Several recent lawsuits have been filed in federal court, one challenging the Dual Jobs Final Rule published by the Department of Labor (DOL) that became effective in late December 2021, and two others filed this week by several state attorneys general challenging President Biden’s Executive Order requiring most federal contractors to pay a minimum wage

Last week, Senator Rand Paul (R-Ky.) was absent from the meeting of the Health, Education, Labor and Pensions Committee – and that spelled good news for the Biden Administration’s nominee to head the Wage and Hour Division (WHD) of the Department of Labor, Dr. David Weil. The nomination of Dr. Weil, who previously held the

The U.S. Court of Appeals for the Second Circuit recently affirmed the dismissal of a plaintiff’s Fair Labor Standards Act (FLSA) and New York Labor Law (NYLL) overtime pay claims in federal court, after she previously had obtained relief for substantially similar claims in small claims court. Simmons v. Trans Express, Inc., 2021

Although the employer’s pay system for its auto repair technicians was complicated and at times redundant, it nevertheless constituted a bona fide commissions compensation method subject to exemption from the overtime pay provisions of the Fair Labor Standards Act (FLSA), the Seventh Circuit Court of Appeals has held. Reed v. Brex, Inc., 2021 U.S.

Will the DOL again seek to raise the minimum salary level for exempt “white collar” employees?

In testimony before the House Education and Labor Committee on June 10, 2011, Secretary of Labor Marty Walsh stated that the Department of Labor (DOL) is reviewing a Final Rule issued during the Trump administration, in which the DOL

Because the plaintiff failed to allege any facts supporting his claim that his former employer acted willfully in failing to pay him overtime, he was not entitled to the FLSA’s extended, three-year statute of limitations. Therefore, as his claim was filed well after the standard two-year limitations period for such claims had expired, the trial

While deciding to make effective some portions of the Tipped Regulations Final Rule published in the final weeks of the former administration, the U.S. Department of Labor (DOL) has proposed further delay and consideration of the most controversial provisions of the Rule, including the elimination of the “80/20 Rule” that purports to limit the percentage

On March 11, 2021, the U.S. Department of Labor (DOL) issued Notices of Proposed Rulemaking (NPRMs) to withdraw the Joint Employer and Independent Contractor Final Rules published during the previous administration.
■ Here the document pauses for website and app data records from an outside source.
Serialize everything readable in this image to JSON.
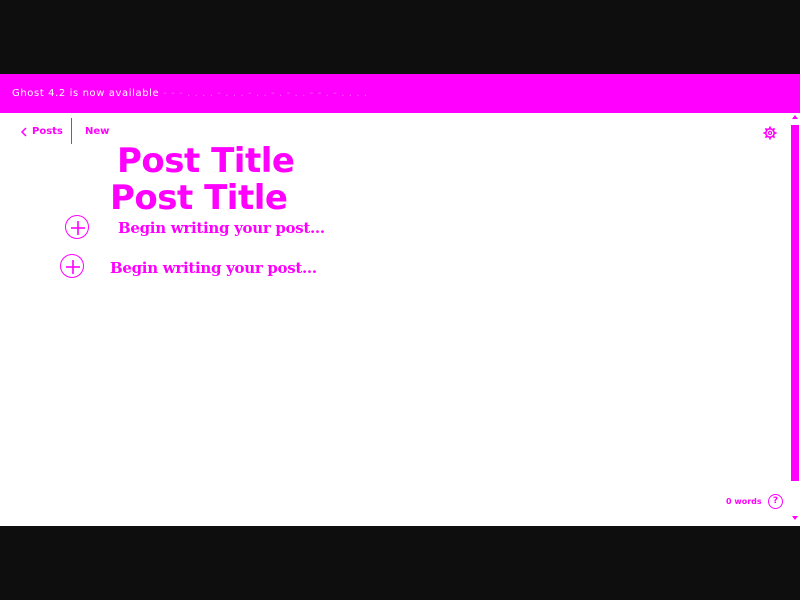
{
  "banner": {
    "message": "Ghost 4.2 is now available",
    "trailing": "- - - . . . . - . . . - . . - . - . . - - . - . . . ."
  },
  "topbar": {
    "back_label": "Posts",
    "status_label": "New"
  },
  "editor": {
    "title_placeholder": "Post Title",
    "body_placeholder": "Begin writing your post..."
  },
  "footer": {
    "word_count": "0 words",
    "help_label": "?"
  },
  "colors": {
    "accent": "#ff00ff",
    "background": "#ffffff",
    "letterbox": "#0e0e0e"
  },
  "icons": {
    "back": "chevron-left-icon",
    "settings": "gear-icon",
    "add_card": "plus-circle-icon",
    "help": "help-circle-icon"
  }
}
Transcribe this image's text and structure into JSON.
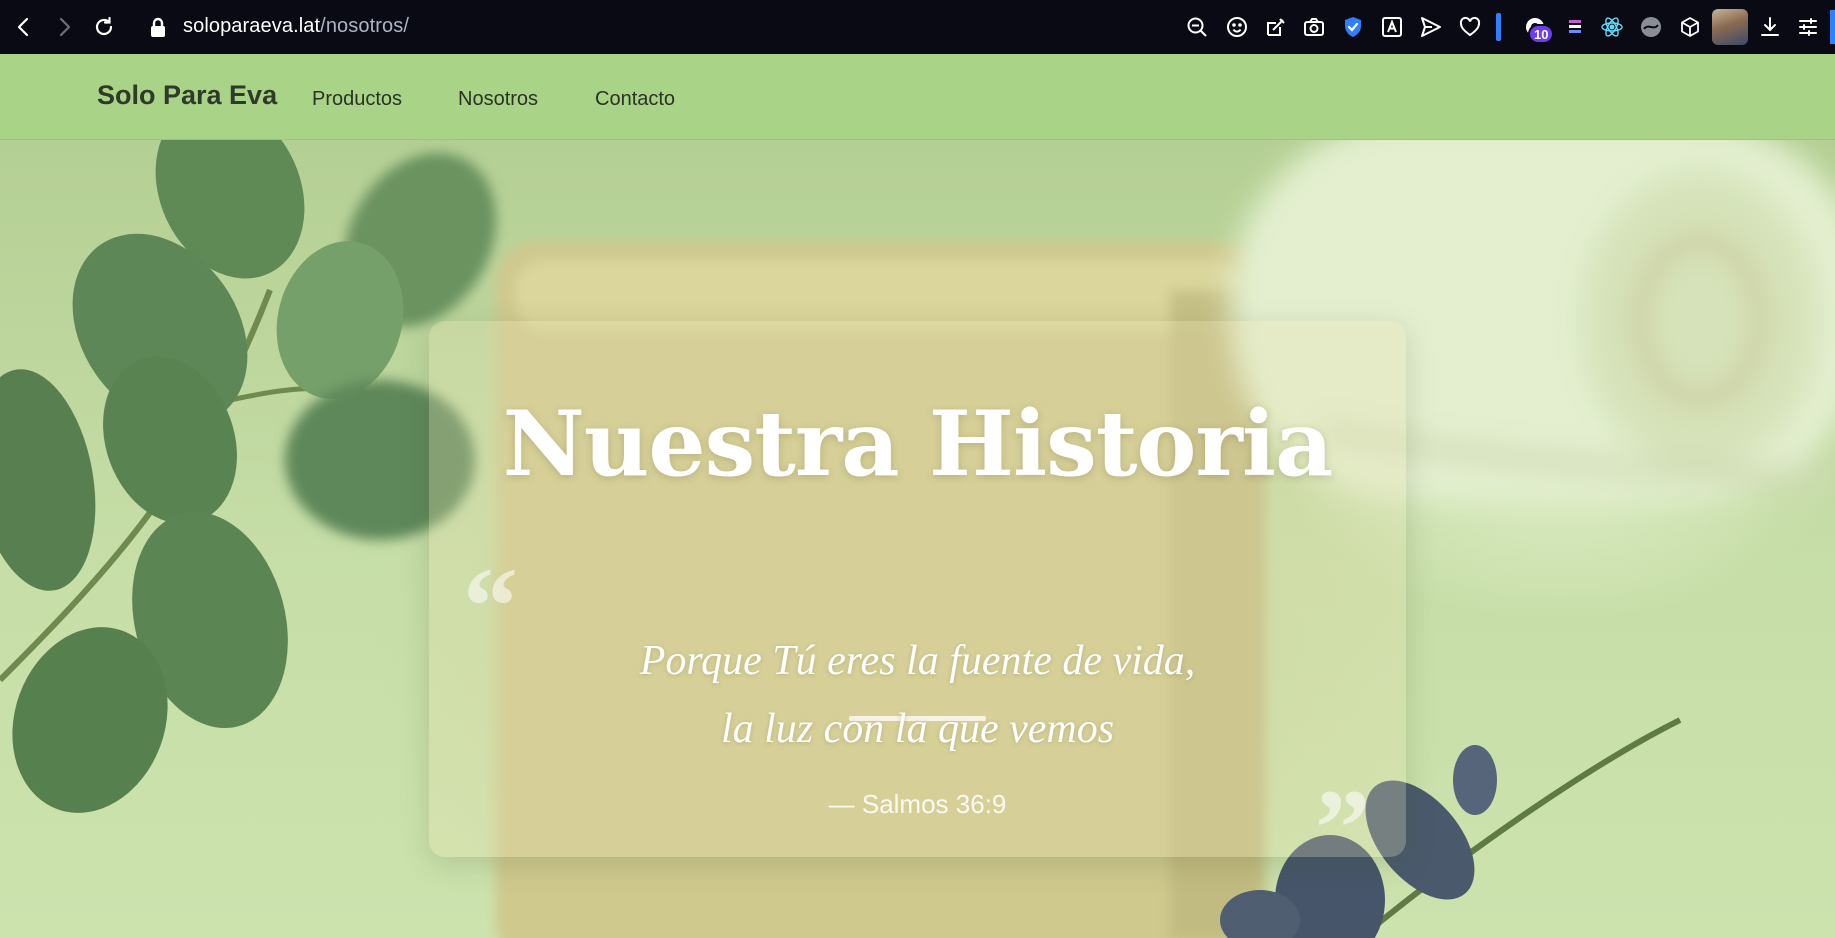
{
  "browser": {
    "url_host": "soloparaeva.lat",
    "url_path": "/nosotros/",
    "extension_badge": "10"
  },
  "header": {
    "brand": "Solo Para Eva",
    "nav": [
      {
        "label": "Productos"
      },
      {
        "label": "Nosotros"
      },
      {
        "label": "Contacto"
      }
    ]
  },
  "hero": {
    "title": "Nuestra Historia",
    "quote_open": "“",
    "quote_close": "”",
    "quote_lines": [
      "Porque Tú eres la fuente de vida,",
      "la luz con la que vemos"
    ],
    "citation": "— Salmos 36:9"
  },
  "colors": {
    "header_bg": "#a9d386",
    "browser_bg": "#090a14",
    "accent_blue": "#2f80ff",
    "text_dark": "#2e3a2a"
  }
}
The Joint Employer Final Rule

The Joint Employer Final Rule went into effect in January 2020 and addressed the standard for determining whether an

In April 2020, a three-judge panel of the U.S. Court of Appeals for the Fifth Circuit held that paying an employee a set amount for each day he works (i.e. on a “day rate” basis) does not satisfy the “salary basis” component required to qualify as overtime-exempt under the Fair Labor Standards Act (FLSA),

On March 2, 2021, the U.S. Department of Labor (DOL) formally delayed the effective date of the Independent Contractor Final Rule, from March 8, 2021 to May 7, 2021. The Final Rule, published during the last two weeks of the prior administration, provides that “an individual is an independent contractor, as distinguished from an ‘employee’